“The crazy thing about this (season) is our locker room stayed together,” Parker said after the game, according to Fischman’s reporting.
And that’s the problem with the Sparks: they have plenty of individual talent and even seem to get along well, but aren’t a very good team as currently constructed.
We could continue detailing the many problems plaguing the Sparks in either their series with the Mercury or the season as a whole – or ever since drafting Ogwumike – but ultimately it would be beating a dead horse: the fact is that they have to finally make an honest self-assessment and decide to take a risk that might not be very popular among women’s basketball fans.
What’s next for the Sparks?
Changes are bound to happen for the Sparks this offseason. Parker seems to understand that and both general manager Penny Toler and owner Magic Johnson have said it explicitly. And as much as we harp on the statistical stuff and how well the pieces fit, they seem to more fundamentally need a culture change – the types of turnovers they made and the types of defensive lapses they have go beyond merely finding more complementary personnel.
All of this begins with one question: will they trade Ogwumike or Parker?
We’ve been preaching the need for a trade for some time around here and that question is not at all an indictment of either player’s individual responsibility for the team’s failures but an observation that the two don’t complement each other on the court well enough to expect championship results in a conference where the Mercury and defending champion Minnesota Lynx have established themselves as the dominant powers. No, they might not get “fair value” for either, but that’s not the goal here: the goal is to create a more cohesive unit by getting complementary players that better support whichever star they intend to keep. One thing they desperately needed this season: a small forward who can both defend the position and shoot the three so they don’t have to constantly put out lineups that sacrifice either spacing on offense or defense.
But what makes that question of who to trade even more interesting is the notion that while Toler might consider Ogwumike the leader of the team – something former coach Carol Ross might have observed as well – Johnson made it extremely clear that he intends to build around Parker.

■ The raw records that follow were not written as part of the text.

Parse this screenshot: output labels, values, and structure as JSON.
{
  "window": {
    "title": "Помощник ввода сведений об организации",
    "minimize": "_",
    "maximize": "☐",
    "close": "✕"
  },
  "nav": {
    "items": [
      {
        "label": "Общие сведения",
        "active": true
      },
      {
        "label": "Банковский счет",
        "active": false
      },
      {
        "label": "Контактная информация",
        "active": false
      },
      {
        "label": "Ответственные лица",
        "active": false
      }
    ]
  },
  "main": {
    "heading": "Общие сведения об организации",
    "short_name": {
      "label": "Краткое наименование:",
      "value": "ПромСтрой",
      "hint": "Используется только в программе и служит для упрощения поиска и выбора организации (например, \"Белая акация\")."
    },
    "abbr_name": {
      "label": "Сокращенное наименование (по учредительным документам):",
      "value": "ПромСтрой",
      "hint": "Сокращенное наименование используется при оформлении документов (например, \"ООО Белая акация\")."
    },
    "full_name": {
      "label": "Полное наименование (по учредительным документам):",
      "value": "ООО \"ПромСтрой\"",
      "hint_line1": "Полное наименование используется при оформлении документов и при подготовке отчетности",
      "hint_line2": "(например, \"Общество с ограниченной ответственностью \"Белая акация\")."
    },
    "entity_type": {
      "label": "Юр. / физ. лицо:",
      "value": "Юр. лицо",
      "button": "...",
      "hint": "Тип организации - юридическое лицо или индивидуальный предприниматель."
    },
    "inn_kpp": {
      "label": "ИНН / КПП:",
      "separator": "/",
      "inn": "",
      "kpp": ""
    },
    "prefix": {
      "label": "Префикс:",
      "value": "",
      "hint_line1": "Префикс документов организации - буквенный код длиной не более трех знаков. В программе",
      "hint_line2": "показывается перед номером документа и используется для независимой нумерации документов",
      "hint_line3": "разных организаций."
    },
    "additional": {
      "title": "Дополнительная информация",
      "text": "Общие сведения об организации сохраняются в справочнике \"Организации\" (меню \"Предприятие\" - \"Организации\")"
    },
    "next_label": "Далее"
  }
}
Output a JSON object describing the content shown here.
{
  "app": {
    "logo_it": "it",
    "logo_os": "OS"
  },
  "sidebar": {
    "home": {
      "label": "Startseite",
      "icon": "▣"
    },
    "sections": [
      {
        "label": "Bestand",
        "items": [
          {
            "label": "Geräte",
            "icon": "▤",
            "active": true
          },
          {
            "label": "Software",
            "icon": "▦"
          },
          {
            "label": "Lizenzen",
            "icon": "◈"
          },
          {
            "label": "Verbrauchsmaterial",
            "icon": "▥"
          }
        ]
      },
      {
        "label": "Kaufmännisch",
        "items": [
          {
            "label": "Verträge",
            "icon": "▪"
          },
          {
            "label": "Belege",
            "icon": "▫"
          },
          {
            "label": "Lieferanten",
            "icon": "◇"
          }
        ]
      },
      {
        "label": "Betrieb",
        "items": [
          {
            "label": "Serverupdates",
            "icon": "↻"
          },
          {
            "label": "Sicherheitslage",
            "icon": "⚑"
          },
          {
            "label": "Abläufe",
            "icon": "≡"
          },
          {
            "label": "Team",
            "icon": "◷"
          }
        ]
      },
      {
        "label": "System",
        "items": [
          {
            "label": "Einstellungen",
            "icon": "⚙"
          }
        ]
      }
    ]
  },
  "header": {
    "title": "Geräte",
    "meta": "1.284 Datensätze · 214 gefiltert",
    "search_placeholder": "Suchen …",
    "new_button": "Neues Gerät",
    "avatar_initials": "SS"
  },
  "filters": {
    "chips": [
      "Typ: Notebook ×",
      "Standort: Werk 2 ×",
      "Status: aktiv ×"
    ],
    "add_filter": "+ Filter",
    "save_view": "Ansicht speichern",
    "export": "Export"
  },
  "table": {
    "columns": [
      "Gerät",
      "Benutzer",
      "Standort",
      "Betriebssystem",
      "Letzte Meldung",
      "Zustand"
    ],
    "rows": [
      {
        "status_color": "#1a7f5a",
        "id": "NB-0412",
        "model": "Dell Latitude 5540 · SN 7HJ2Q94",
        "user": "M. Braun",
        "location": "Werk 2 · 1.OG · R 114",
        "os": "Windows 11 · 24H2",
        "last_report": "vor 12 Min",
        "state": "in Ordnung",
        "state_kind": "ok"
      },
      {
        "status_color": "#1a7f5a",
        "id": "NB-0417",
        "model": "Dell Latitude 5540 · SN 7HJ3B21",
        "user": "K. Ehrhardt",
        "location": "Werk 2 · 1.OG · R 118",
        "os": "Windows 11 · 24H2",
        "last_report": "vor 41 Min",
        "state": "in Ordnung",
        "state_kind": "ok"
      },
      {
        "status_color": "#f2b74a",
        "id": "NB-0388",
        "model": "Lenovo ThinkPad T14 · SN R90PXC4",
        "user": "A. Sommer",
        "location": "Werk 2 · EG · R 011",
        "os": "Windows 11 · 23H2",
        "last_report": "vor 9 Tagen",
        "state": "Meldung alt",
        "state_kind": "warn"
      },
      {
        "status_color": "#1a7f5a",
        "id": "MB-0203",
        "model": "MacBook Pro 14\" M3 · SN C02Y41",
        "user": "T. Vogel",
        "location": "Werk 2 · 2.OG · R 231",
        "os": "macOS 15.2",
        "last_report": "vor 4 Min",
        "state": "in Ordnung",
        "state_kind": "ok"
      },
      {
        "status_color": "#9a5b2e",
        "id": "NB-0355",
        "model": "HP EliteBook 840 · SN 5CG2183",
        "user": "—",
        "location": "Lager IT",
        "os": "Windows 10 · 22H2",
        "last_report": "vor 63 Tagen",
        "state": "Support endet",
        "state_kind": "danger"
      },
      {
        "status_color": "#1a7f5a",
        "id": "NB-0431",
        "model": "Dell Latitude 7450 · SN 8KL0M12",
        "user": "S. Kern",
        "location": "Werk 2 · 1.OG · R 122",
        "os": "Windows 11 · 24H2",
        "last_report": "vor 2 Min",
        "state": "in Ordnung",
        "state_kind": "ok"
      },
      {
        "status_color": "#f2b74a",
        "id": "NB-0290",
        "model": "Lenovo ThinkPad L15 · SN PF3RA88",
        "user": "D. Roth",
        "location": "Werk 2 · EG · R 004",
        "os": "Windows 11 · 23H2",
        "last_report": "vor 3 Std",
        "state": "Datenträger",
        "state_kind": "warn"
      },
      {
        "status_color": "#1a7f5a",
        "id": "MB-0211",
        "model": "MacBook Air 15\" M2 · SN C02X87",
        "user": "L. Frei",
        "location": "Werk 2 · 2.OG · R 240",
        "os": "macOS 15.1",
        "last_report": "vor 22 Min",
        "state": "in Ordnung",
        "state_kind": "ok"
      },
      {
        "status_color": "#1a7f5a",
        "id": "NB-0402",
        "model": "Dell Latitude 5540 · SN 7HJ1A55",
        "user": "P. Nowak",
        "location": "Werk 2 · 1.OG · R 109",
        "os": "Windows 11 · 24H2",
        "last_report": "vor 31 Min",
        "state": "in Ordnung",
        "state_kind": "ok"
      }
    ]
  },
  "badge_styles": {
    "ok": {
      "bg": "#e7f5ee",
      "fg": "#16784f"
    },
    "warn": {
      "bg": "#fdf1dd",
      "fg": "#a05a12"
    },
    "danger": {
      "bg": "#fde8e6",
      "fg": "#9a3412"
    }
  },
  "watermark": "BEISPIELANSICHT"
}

Debating which should stay really comes down to what they can get in return – they’re both All-Stars and a team could succeed building around either, but the conversation of why to keep one over the other would be particularly interesting to hear.
Either way, Parker is “tired” of everyone celebrating this team’s individual talent, according to Shelburne, and Sparks fans should probably be tired of waiting for things to magically come around for this team – they’ve got two great pieces to rebuild around and it’s past time to commit to surrounding one of them with complementary talent instead of trying to force a pairing that has not worked and was never really going to.
The Sparks can’t take any more half measures — they need to go all the way with a complete overhaul, even if that means taking (further) steps backwards in the short-term or bringing in a new general manager just for a fresh perspective to break things down to the foundation and rebuild it. But it’s impossible to defend keeping this current unit intact going into next season.
Tangentially related, Jewell Loyd and Breanna Stewart will be available in the 2016 draft for anyone who ends up misses the playoffs next season.
For more on L.A.’s brief 2014 playoff experience, check out our Mercury vs. Sparks storystream.